The Great Stoics and its Truth That the Great Aurelius Embodied

Though many philosophers came before him, Aurelius' position as an emperor of Rome gives us a unique look into the guiding principles of the man.
Historyplex Staff
Last Updated: Jun 3, 2018
By Mark Hoerrner

There is no destiny and no future, or at least, so Marcus Aurelius believed. Wisdom guides judgment, and judgment is king.

Marcus Aurelius was born Marcus Annius Catilius Severus on April 26, 121 B.C. When he was named as the Roman Emperor in 161 B.C, he was given the name Marcus Aurelius Antoninus. He ruled Rome for nearly 20 years, until his death in 180 B.C. He is considered to be the last of the "five good emperors" of Rome.

We know from Aurelius' 12-volume work, Meditations, that he measured joy as opposed to pleasure, that the mind was an impregnable citadel and that the only factor the people truly have control over, is the present moment.

He would go on to say that people should master their feelings as emotions could be distracting and that the quality of the moment-not the quantity-was the important facet in happiness. In fact, he likened one moment of joy to a lifetime of joy. To participate in that story, that moment, was to be filled with joy.

His thoughts were to control judgment, desire, and will to the point that one found harmony, not just internally, but externally with people and nature.

"Set aside subjective value judgments and govern inner discourse. Assent to true, dissent from false, suspend judgment on uncertain," Aurelius wrote.

The only good and evil are moral goods and moral evils. Things, by themselves, are not evil. Marcus Aurelius would lend nothing but indifference to indifferent things. Nature, he said, put us in juxtaposition with other people and places, and thus determined to whom we would be obligated and to whom we would feel a sense of duty. Knowing this, he said, puts us in harmony with nature and leads us to truth, good temperament, and wisdom. Pleasure and pain, he wrote, are not evils. In fact, in his view, the only real evil was that perpetrated against a moral code, and even then it was not perpetrated truly against us, but against the transgressor.

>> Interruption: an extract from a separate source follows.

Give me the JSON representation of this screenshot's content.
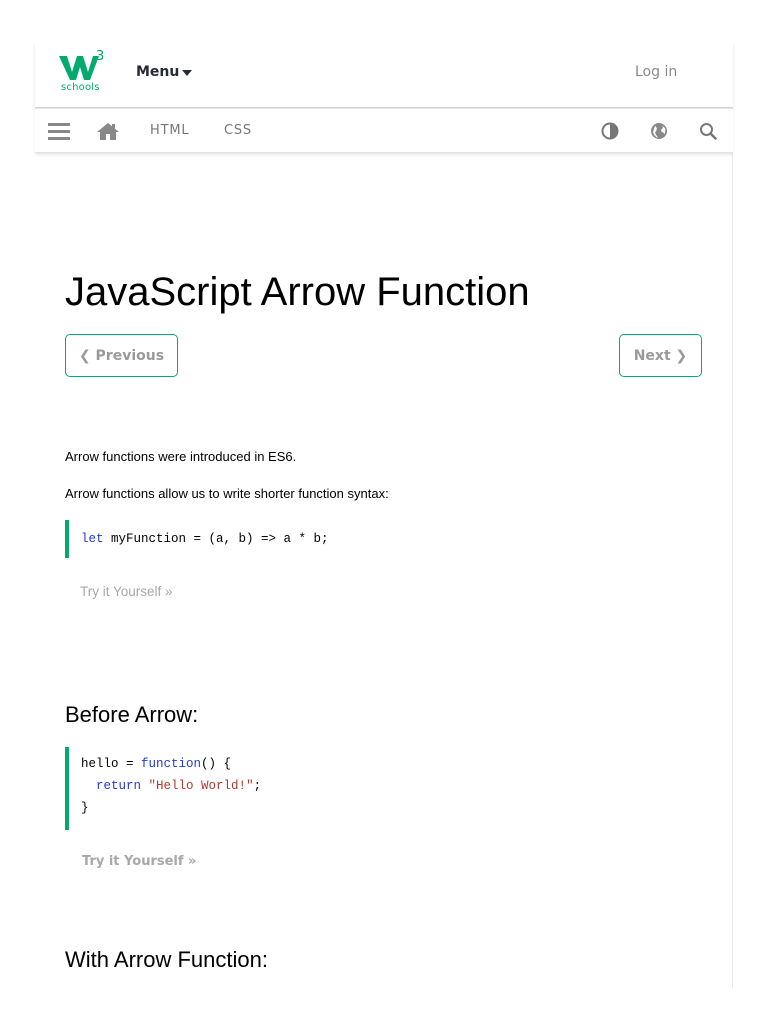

Furthering his call to live in the moment, and as such he looked towards death as a positive phenomenon. For him, each day was his last and was to be lived like a man who is living on borrowed time. Like the Christian faith, he advocated "dying to self" in order to achieve a greater, more universal objective.

"He who has learned to die has unlearned slavery," he wrote.

In writing his meditations, part of his meditation was the writing. He advocated that writing was a nod to universality and that it makes solid what lies dormant and intangible in the mind. The subjective, through writing, can become objective and make the writer part of a community wherein his writings is a form of exercise and catharsis.